▸ Requirement: Extract every line of the material below and reproduce it faithfully.

▸ Extracted entries:
◆ ◆ ◆ ◆

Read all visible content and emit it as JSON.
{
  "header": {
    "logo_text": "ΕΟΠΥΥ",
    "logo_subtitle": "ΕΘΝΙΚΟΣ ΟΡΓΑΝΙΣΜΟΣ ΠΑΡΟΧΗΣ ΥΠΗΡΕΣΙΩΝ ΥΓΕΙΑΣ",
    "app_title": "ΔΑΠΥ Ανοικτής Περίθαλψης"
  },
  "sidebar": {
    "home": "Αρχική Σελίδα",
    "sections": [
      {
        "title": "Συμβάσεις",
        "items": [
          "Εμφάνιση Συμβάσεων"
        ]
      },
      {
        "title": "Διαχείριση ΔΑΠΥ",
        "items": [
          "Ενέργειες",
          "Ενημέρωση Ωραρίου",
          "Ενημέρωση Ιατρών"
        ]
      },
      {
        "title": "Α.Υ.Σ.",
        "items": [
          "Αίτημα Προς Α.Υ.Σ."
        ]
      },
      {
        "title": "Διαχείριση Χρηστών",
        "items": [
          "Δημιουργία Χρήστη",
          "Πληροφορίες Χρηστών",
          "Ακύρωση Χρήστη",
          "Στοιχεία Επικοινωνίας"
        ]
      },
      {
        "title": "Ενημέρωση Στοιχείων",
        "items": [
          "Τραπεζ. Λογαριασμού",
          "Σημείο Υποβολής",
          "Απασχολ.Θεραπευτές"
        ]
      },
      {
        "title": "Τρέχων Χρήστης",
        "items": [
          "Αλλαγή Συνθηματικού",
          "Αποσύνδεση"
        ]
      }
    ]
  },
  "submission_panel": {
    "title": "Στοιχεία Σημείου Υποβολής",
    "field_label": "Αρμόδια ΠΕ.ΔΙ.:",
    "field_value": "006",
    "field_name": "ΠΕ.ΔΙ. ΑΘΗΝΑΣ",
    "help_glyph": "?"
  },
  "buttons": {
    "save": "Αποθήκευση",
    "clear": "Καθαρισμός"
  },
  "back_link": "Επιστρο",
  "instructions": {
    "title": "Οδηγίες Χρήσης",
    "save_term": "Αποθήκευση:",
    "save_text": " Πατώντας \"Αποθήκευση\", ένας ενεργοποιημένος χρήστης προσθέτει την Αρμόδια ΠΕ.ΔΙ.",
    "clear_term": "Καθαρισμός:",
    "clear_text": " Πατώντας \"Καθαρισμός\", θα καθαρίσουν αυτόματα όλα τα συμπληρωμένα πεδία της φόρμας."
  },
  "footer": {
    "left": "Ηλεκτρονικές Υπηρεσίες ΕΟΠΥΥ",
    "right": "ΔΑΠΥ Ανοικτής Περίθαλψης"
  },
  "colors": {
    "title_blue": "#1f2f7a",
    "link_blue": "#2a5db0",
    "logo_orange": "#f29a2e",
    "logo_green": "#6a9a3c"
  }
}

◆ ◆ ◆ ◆

▸ Solution to the exercise:
Read all visible content and emit it as JSON.
{
  "header": {
    "logo_text": "ΕΟΠΥΥ",
    "logo_subtitle": "ΕΘΝΙΚΟΣ ΟΡΓΑΝΙΣΜΟΣ ΠΑΡΟΧΗΣ ΥΠΗΡΕΣΙΩΝ ΥΓΕΙΑΣ",
    "app_title": "ΔΑΠΥ Ανοικτής Περίθαλψης"
  },
  "sidebar": {
    "home": "Αρχική Σελίδα",
    "sections": [
      {
        "title": "Συμβάσεις",
        "items": [
          "Εμφάνιση Συμβάσεων"
        ]
      },
      {
        "title": "Διαχείριση ΔΑΠΥ",
        "items": [
          "Ενέργειες",
          "Ενημέρωση Ωραρίου",
          "Ενημέρωση Ιατρών"
        ]
      },
      {
        "title": "Α.Υ.Σ.",
        "items": [
          "Αίτημα Προς Α.Υ.Σ."
        ]
      },
      {
        "title": "Διαχείριση Χρηστών",
        "items": [
          "Δημιουργία Χρήστη",
          "Πληροφορίες Χρηστών",
          "Ακύρωση Χρήστη",
          "Στοιχεία Επικοινωνίας"
        ]
      },
      {
        "title": "Ενημέρωση Στοιχείων",
        "items": [
          "Τραπεζ. Λογαριασμού",
          "Σημείο Υποβολής",
          "Απασχολ.Θεραπευτές"
        ]
      },
      {
        "title": "Τρέχων Χρήστης",
        "items": [
          "Αλλαγή Συνθηματικού",
          "Αποσύνδεση"
        ]
      }
    ]
  },
  "submission_panel": {
    "title": "Στοιχεία Σημείου Υποβολής",
    "field_label": "Αρμόδια ΠΕ.ΔΙ.:",
    "field_value": "006",
    "field_name": "ΠΕ.ΔΙ. ΑΘΗΝΑΣ",
    "help_glyph": "?"
  },
  "buttons": {
    "save": "Αποθήκευση",
    "clear": "Καθαρισμός"
  },
  "back_link": "Επιστρο",
  "instructions": {
    "title": "Οδηγίες Χρήσης",
    "save_term": "Αποθήκευση:",
    "save_text": " Πατώντας \"Αποθήκευση\", ένας ενεργοποιημένος χρήστης προσθέτει την Αρμόδια ΠΕ.ΔΙ.",
    "clear_term": "Καθαρισμός:",
    "clear_text": " Πατώντας \"Καθαρισμός\", θα καθαρίσουν αυτόματα όλα τα συμπληρωμένα πεδία της φόρμας."
  },
  "footer": {
    "left": "Ηλεκτρονικές Υπηρεσίες ΕΟΠΥΥ",
    "right": "ΔΑΠΥ Ανοικτής Περίθαλψης"
  },
  "colors": {
    "title_blue": "#1f2f7a",
    "link_blue": "#2a5db0",
    "logo_orange": "#f29a2e",
    "logo_green": "#6a9a3c"
  }
}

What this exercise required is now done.